▶ _Directions for this task_: Each line of the listing that contains the word "Device" is to be copied.

▶ _Material for this task_:
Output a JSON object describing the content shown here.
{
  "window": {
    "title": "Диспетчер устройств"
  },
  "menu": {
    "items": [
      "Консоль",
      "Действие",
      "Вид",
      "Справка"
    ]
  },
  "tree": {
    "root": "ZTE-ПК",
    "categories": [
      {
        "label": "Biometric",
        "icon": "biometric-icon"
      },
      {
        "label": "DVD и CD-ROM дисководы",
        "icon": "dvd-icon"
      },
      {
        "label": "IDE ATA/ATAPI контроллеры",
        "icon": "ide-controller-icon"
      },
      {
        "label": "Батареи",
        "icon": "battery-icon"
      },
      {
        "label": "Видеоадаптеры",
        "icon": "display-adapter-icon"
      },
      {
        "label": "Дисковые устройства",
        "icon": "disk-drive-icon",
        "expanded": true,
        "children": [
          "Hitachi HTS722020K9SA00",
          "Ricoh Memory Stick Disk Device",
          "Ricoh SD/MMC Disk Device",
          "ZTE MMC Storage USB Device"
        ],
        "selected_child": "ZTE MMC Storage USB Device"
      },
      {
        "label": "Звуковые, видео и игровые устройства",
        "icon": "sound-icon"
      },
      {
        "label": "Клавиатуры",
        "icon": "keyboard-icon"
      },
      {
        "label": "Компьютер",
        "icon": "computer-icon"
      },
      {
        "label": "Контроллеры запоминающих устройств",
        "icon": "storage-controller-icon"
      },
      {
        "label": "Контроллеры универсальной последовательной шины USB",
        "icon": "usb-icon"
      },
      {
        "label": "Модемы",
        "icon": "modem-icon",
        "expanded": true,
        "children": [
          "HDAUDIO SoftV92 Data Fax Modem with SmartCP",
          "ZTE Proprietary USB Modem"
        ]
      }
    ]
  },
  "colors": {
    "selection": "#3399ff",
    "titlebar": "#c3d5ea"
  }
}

▶ _Your solution_:
          "Ricoh Memory Stick Disk Device",
          "Ricoh SD/MMC Disk Device",
          "ZTE MMC Storage USB Device"
        "selected_child": "ZTE MMC Storage USB Device"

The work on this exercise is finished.